(TASK DIRECTIONS)
When you print the material, keep every line identical to the original.

(EXTRACTED INFORMATION)
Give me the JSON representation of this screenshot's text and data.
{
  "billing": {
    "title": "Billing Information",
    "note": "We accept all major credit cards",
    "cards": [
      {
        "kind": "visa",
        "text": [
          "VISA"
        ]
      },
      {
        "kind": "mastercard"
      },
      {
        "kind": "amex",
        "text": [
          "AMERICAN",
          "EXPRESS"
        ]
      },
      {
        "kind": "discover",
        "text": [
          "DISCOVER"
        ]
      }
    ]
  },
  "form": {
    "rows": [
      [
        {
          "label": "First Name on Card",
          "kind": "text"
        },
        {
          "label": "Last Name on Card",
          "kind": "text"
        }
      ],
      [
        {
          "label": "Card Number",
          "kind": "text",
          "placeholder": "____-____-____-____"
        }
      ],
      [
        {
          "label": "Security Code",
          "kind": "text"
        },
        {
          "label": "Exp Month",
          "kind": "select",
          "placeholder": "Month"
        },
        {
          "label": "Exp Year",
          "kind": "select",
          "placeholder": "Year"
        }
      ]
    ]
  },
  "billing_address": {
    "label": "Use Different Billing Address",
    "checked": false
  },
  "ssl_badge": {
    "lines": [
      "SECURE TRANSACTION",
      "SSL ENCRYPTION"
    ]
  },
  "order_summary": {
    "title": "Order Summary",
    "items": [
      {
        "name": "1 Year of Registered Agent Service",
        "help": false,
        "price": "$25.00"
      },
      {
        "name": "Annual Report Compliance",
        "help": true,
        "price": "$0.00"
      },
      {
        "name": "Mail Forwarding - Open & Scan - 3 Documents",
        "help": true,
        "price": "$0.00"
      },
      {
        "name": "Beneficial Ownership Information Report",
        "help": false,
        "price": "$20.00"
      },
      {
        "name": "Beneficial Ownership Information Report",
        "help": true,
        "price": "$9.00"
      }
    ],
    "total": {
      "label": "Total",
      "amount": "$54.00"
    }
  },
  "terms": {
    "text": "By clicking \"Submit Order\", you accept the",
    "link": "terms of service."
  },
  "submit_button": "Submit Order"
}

(YOUR RESPONSE)
Give me the JSON representation of this screenshot's text and data.
{
  "billing": {
    "title": "Billing Information",
    "note": "We accept all major credit cards",
    "cards": [
      {
        "kind": "visa",
        "text": [
          "VISA"
        ]
      },
      {
        "kind": "mastercard"
      },
      {
        "kind": "amex",
        "text": [
          "AMERICAN",
          "EXPRESS"
        ]
      },
      {
        "kind": "discover",
        "text": [
          "DISCOVER"
        ]
      }
    ]
  },
  "form": {
    "rows": [
      [
        {
          "label": "First Name on Card",
          "kind": "text"
        },
        {
          "label": "Last Name on Card",
          "kind": "text"
        }
      ],
      [
        {
          "label": "Card Number",
          "kind": "text",
          "placeholder": "____-____-____-____"
        }
      ],
      [
        {
          "label": "Security Code",
          "kind": "text"
        },
        {
          "label": "Exp Month",
          "kind": "select",
          "placeholder": "Month"
        },
        {
          "label": "Exp Year",
          "kind": "select",
          "placeholder": "Year"
        }
      ]
    ]
  },
  "billing_address": {
    "label": "Use Different Billing Address",
    "checked": false
  },
  "ssl_badge": {
    "lines": [
      "SECURE TRANSACTION",
      "SSL ENCRYPTION"
    ]
  },
  "order_summary": {
    "title": "Order Summary",
    "items": [
      {
        "name": "1 Year of Registered Agent Service",
        "help": false,
        "price": "$25.00"
      },
      {
        "name": "Annual Report Compliance",
        "help": true,
        "price": "$0.00"
      },
      {
        "name": "Mail Forwarding - Open & Scan - 3 Documents",
        "help": true,
        "price": "$0.00"
      },
      {
        "name": "Beneficial Ownership Information Report",
        "help": false,
        "price": "$20.00"
      },
      {
        "name": "Beneficial Ownership Information Report",
        "help": true,
        "price": "$9.00"
      }
    ],
    "total": {
      "label": "Total",
      "amount": "$54.00"
    }
  },
  "terms": {
    "text": "By clicking \"Submit Order\", you accept the",
    "link": "terms of service."
  },
  "submit_button": "Submit Order"
}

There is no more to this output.